--- Work instructions ---
Tally the lines below that contain "JSON" and reply with only the tally.

[Web page and app entries]

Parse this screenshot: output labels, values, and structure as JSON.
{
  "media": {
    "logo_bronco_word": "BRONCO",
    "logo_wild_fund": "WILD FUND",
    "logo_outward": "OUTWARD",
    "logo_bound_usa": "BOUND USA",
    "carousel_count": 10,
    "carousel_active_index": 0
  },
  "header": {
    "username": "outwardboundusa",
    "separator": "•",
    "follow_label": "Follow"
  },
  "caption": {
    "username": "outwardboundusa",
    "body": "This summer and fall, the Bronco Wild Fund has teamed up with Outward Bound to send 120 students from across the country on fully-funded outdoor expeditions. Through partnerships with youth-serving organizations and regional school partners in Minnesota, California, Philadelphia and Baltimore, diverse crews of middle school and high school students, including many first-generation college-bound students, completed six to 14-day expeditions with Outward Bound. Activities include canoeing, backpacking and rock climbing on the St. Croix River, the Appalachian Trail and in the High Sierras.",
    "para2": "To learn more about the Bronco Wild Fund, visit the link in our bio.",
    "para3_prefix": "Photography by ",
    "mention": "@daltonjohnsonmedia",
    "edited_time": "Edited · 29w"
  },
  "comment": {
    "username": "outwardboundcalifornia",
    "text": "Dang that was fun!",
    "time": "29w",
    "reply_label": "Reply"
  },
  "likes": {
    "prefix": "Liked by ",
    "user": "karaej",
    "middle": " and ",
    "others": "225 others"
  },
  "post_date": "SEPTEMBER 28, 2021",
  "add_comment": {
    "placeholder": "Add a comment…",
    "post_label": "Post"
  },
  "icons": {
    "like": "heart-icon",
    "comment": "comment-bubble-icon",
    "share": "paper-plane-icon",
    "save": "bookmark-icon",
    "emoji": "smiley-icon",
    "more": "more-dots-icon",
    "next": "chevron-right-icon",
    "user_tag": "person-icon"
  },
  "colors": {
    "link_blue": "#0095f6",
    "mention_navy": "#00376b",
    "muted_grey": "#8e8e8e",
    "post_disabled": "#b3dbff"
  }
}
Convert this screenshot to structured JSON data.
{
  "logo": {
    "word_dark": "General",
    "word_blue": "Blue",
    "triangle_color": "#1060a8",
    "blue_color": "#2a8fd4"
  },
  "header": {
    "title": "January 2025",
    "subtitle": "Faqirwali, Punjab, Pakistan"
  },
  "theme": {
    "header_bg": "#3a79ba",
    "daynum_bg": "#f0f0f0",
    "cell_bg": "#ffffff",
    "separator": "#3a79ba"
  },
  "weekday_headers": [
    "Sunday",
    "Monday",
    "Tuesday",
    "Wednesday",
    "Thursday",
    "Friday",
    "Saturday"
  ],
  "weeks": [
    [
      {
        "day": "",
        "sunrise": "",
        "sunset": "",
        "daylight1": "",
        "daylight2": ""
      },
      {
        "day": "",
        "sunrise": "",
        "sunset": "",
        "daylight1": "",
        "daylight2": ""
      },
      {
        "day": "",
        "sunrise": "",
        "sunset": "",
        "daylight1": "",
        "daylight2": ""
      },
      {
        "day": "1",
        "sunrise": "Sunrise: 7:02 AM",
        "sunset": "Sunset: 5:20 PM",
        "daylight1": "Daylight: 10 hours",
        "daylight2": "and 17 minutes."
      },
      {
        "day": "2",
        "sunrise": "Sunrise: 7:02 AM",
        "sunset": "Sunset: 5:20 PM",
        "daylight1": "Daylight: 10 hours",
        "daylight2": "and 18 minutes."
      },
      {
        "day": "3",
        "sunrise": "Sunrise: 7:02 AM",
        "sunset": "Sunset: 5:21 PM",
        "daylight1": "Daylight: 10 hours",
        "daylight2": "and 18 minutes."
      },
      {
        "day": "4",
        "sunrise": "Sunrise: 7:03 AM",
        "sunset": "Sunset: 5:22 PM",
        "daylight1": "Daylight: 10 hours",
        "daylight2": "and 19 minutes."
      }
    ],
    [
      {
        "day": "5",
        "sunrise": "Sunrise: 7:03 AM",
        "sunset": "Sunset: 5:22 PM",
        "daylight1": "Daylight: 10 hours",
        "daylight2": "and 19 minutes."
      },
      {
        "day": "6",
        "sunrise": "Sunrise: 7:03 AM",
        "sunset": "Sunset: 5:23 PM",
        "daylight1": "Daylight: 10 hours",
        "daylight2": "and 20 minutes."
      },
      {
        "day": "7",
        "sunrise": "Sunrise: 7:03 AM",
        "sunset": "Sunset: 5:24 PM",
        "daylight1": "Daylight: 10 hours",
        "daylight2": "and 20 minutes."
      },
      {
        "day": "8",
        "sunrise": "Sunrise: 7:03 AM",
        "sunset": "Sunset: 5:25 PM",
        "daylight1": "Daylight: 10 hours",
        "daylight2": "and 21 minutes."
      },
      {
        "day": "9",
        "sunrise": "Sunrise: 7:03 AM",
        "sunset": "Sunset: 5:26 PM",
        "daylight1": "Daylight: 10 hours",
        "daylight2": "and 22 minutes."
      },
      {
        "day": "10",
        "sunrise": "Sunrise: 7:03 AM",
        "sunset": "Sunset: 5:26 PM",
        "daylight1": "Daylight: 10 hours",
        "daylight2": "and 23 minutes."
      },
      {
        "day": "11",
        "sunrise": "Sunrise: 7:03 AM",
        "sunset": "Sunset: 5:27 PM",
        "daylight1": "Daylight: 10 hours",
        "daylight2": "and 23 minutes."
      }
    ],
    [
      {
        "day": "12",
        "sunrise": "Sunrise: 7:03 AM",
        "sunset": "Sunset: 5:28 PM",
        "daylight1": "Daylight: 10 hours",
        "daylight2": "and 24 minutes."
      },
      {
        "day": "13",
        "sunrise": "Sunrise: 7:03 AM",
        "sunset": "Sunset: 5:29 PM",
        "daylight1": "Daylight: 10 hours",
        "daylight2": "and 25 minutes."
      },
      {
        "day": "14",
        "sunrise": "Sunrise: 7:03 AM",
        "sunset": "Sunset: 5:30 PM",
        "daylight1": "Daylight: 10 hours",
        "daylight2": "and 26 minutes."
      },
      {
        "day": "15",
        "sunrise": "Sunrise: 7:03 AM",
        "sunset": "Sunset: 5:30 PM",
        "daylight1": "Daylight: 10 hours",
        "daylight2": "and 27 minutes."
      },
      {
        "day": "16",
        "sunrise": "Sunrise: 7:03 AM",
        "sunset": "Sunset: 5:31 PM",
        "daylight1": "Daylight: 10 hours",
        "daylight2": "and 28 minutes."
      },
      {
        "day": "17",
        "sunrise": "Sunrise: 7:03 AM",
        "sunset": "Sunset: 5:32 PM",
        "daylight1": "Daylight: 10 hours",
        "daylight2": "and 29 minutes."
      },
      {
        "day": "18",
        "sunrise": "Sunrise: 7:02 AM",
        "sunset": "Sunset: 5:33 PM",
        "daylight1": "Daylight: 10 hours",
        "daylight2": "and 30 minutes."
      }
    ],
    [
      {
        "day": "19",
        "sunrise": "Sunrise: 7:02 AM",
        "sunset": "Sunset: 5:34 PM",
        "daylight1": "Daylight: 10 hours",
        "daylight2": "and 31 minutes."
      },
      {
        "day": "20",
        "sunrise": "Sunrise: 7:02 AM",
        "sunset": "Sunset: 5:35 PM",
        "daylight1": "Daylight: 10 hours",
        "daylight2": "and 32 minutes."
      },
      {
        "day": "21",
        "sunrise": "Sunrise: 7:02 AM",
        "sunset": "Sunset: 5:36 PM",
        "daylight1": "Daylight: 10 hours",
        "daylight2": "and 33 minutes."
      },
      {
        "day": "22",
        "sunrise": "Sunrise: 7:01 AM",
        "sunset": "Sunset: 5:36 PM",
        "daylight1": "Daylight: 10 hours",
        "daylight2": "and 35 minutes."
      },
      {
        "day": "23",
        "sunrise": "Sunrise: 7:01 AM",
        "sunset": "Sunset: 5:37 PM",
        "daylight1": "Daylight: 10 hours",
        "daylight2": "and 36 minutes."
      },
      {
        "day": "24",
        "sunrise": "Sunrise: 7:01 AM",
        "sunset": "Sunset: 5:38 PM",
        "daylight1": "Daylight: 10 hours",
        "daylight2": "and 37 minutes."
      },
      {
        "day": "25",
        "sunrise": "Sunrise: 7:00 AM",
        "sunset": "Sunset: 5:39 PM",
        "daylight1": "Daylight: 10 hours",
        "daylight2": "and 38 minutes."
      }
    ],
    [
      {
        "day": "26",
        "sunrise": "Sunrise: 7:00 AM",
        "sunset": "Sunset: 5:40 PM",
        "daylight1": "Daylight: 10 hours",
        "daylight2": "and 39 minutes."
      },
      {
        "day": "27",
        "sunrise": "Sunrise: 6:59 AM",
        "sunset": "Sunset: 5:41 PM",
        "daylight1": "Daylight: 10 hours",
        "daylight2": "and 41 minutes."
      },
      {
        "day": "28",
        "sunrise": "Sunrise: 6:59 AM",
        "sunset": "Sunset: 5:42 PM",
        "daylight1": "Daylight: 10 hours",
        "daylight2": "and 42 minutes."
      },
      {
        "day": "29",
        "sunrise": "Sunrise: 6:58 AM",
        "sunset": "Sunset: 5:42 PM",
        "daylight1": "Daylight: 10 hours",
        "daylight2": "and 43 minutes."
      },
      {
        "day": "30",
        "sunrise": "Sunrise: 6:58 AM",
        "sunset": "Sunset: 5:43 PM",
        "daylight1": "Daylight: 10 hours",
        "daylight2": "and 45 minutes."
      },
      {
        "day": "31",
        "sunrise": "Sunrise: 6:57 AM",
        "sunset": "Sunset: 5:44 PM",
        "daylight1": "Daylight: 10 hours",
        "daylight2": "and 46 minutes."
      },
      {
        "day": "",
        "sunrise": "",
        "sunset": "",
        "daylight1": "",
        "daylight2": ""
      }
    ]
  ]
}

--- Written answer ---
2